=== Material for this exercise ===

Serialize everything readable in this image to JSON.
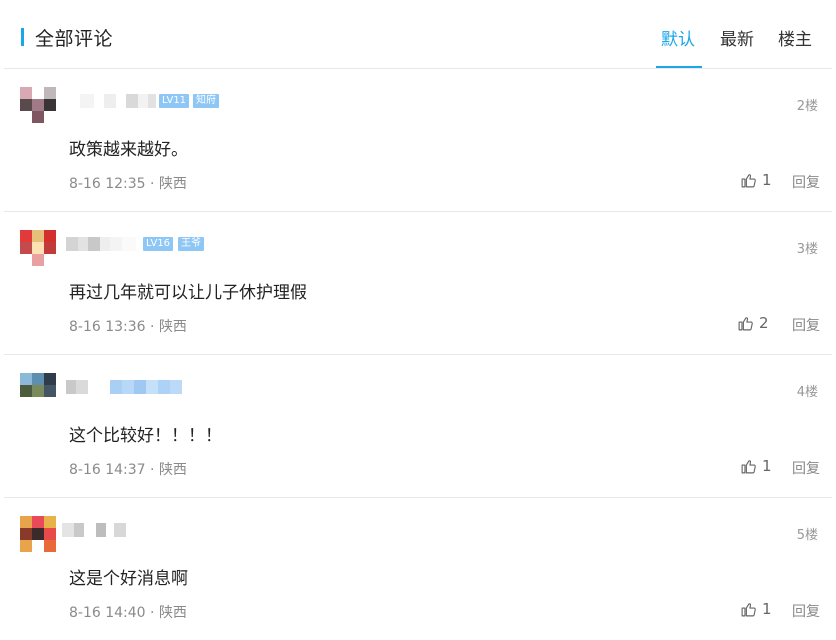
{
  "header": {
    "title": "全部评论",
    "tabs": [
      {
        "label": "默认",
        "active": true
      },
      {
        "label": "最新",
        "active": false
      },
      {
        "label": "楼主",
        "active": false
      }
    ]
  },
  "colors": {
    "accent": "#1aa7e8",
    "badge": "#8ec6f5"
  },
  "comments": [
    {
      "level_badge": "LV11",
      "title_badge": "知府",
      "floor": "2楼",
      "text": "政策越来越好。",
      "time": "8-16 12:35",
      "location": "陕西",
      "likes": "1",
      "reply_label": "回复",
      "avatar_colors": [
        "#d8a9b3",
        "#ffffff",
        "#bfb7b9",
        "#5a4a4e",
        "#a07a86",
        "#3b3437",
        "#ffffff",
        "#7d5662",
        "#ffffff"
      ]
    },
    {
      "level_badge": "LV16",
      "title_badge": "王爷",
      "floor": "3楼",
      "text": "再过几年就可以让儿子休护理假",
      "time": "8-16 13:36",
      "location": "陕西",
      "likes": "2",
      "reply_label": "回复",
      "avatar_colors": [
        "#e23a3a",
        "#e6c07a",
        "#d32f2f",
        "#c44b4b",
        "#ffe0b5",
        "#c23b3b",
        "#ffffff",
        "#e8a0a0",
        "#ffffff"
      ]
    },
    {
      "level_badge": "",
      "title_badge": "",
      "floor": "4楼",
      "text": "这个比较好！！！！",
      "time": "8-16 14:37",
      "location": "陕西",
      "likes": "1",
      "reply_label": "回复",
      "avatar_colors": [
        "#8cb9d8",
        "#5d8fb0",
        "#2f3d4a",
        "#4c5a3e",
        "#7a8a5a",
        "#445566",
        "#ffffff",
        "#ffffff",
        "#ffffff"
      ]
    },
    {
      "level_badge": "",
      "title_badge": "",
      "floor": "5楼",
      "text": "这是个好消息啊",
      "time": "8-16 14:40",
      "location": "陕西",
      "likes": "1",
      "reply_label": "回复",
      "avatar_colors": [
        "#e8a44a",
        "#e84a5a",
        "#e8b24a",
        "#8a3a2a",
        "#3a2a2a",
        "#e84a4a",
        "#e8a44a",
        "#ffffff",
        "#e86a3a"
      ]
    }
  ]
}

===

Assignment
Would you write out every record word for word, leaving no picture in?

Reply
Serialize everything readable in this image to JSON.
{
  "header": {
    "title": "全部评论",
    "tabs": [
      {
        "label": "默认",
        "active": true
      },
      {
        "label": "最新",
        "active": false
      },
      {
        "label": "楼主",
        "active": false
      }
    ]
  },
  "colors": {
    "accent": "#1aa7e8",
    "badge": "#8ec6f5"
  },
  "comments": [
    {
      "level_badge": "LV11",
      "title_badge": "知府",
      "floor": "2楼",
      "text": "政策越来越好。",
      "time": "8-16 12:35",
      "location": "陕西",
      "likes": "1",
      "reply_label": "回复",
      "avatar_colors": [
        "#d8a9b3",
        "#ffffff",
        "#bfb7b9",
        "#5a4a4e",
        "#a07a86",
        "#3b3437",
        "#ffffff",
        "#7d5662",
        "#ffffff"
      ]
    },
    {
      "level_badge": "LV16",
      "title_badge": "王爷",
      "floor": "3楼",
      "text": "再过几年就可以让儿子休护理假",
      "time": "8-16 13:36",
      "location": "陕西",
      "likes": "2",
      "reply_label": "回复",
      "avatar_colors": [
        "#e23a3a",
        "#e6c07a",
        "#d32f2f",
        "#c44b4b",
        "#ffe0b5",
        "#c23b3b",
        "#ffffff",
        "#e8a0a0",
        "#ffffff"
      ]
    },
    {
      "level_badge": "",
      "title_badge": "",
      "floor": "4楼",
      "text": "这个比较好！！！！",
      "time": "8-16 14:37",
      "location": "陕西",
      "likes": "1",
      "reply_label": "回复",
      "avatar_colors": [
        "#8cb9d8",
        "#5d8fb0",
        "#2f3d4a",
        "#4c5a3e",
        "#7a8a5a",
        "#445566",
        "#ffffff",
        "#ffffff",
        "#ffffff"
      ]
    },
    {
      "level_badge": "",
      "title_badge": "",
      "floor": "5楼",
      "text": "这是个好消息啊",
      "time": "8-16 14:40",
      "location": "陕西",
      "likes": "1",
      "reply_label": "回复",
      "avatar_colors": [
        "#e8a44a",
        "#e84a5a",
        "#e8b24a",
        "#8a3a2a",
        "#3a2a2a",
        "#e84a4a",
        "#e8a44a",
        "#ffffff",
        "#e86a3a"
      ]
    }
  ]
}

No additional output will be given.